Mankato Free Press sells its readers short
The editorial board of the Mankato Free Press recently took issue with American Experiment’s Raise Our Standards education tour (Our View: Campaign against social study standards a political ploy), resorting to sweeping generalizations, vague statements and unsupported accusations about our message on the social studies standards revision process and Critical Race Theory.
The piece quotes nothing from the Raise Our Standards presentation, but its choice of words indirectly tell readers they are being duped. The board blindly defends the Minnesota Department of Education when they claim their intentions are not to interject critical race theory into the standards.
Whether or not this is the Minnesota Department of Education’s “intention,” social studies content is undermined in the first draft. We are responding to what was published, and we point out that key history and ideas that shaped our state’s and nation’s history were left out to ensure the next draft provides the comprehensive approach to social studies that our children deserve.
The department acknowledges in the document’s opening paragraphs that “this draft of the standards represents a shift in approach to standards and social studies learning.” The draft begins with a land acknowledgement and sets the stage for all history, economics, geography, and citizenship in Minnesota public schools to be taught through this lens for the next 10 years.
The purpose of social studies standards is described as preparing students to address “powerful social, cultural and political inequities,” by “examining their identities,” becoming “conscious and critical of their own biases and those of the larger society,” and examining various inequities’ “connections to other axes of stratification, including gender, race, class, sexuality, and legal status.”
The board again takes the department’s word when they quote Assistant Commissioner Bobbie Burnham.
Assistant Education Commissioner Bobbie Burnham said the document contains 22 broad standards and some prospective benchmarks for each. The benchmarks are examples and aren’t intended to be exhaustive. World wars and other events of historical significance absolutely will continue to be taught in public schools, Burnham said.
Out of the 22 anchor standards in the first draft, the five that cover history pale in comparison to the 23 standards dedicated to history in the standards currently being taught.
The draft history standards also are not organized by historical periods, but in terms of five tenets of progressive ideology. For example, one standard requires students to understand how “identity (gender, race, religion, and culture) … influence historical perspective.”
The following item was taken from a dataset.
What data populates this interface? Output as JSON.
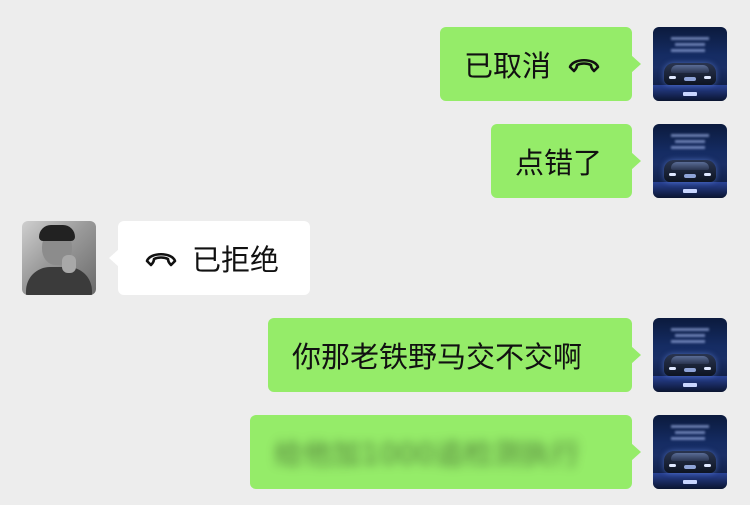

The department’s first draft concedes that it is neither complete nor final, but it makes no mention of adding more history benchmarks in later drafts. Instead, the plan was to add “further clarifications, connections to local contexts, and/or examples” to the benchmarks in later drafts. But examples are optional and are not required to be taught by state statute — unlike the definitive standards and benchmarks.
The department also stated in the first draft that it will delay until the second draft “the full consideration of the following areas” including “contributions of Minnesota American Indian tribes and communities” and “full attention to issues of diversity and equity.” Again, nothing about planning to add more U.S. or world history.
The editorial goes on to question the motives of American Experiment’s tour, saying it was meant to incite, not inform and “doesn’t present facts in context.”
Of course, no examples or direct quotes from the presentation were provided to support these claims.
The article continues by citing comments on CRT shared by a resident at a school board meeting (unrelated to the Raise Our Standards tour), followed by the editorial board stating that “school boards don’t even set the standards; the state does with plenty of opportunity for the public to contribute input.” This exact point was made several times during American Experiment’s presentation.
Students should absolutely learn about the faults, flaws, and horrors in America’s complex history. When our history is told well, it doesn’t omit these things. This was also stated several times during American Experiment’s presentation.
The problem with Critical Race Theory is that it is not merely a way to teach about and address racism. It goes beyond that, questioning “the very foundations of the liberal order, including equality theory, legal reasoning, Enlightenment rationalism, and neutral principles of constitutional law.” In practice, it is dominated by race essentialism, collective guilt, and neo-segregation. All of which do not help advance the interests of students.
A version of this article originally appeared in the Mankato Free Press on June 27, 2021.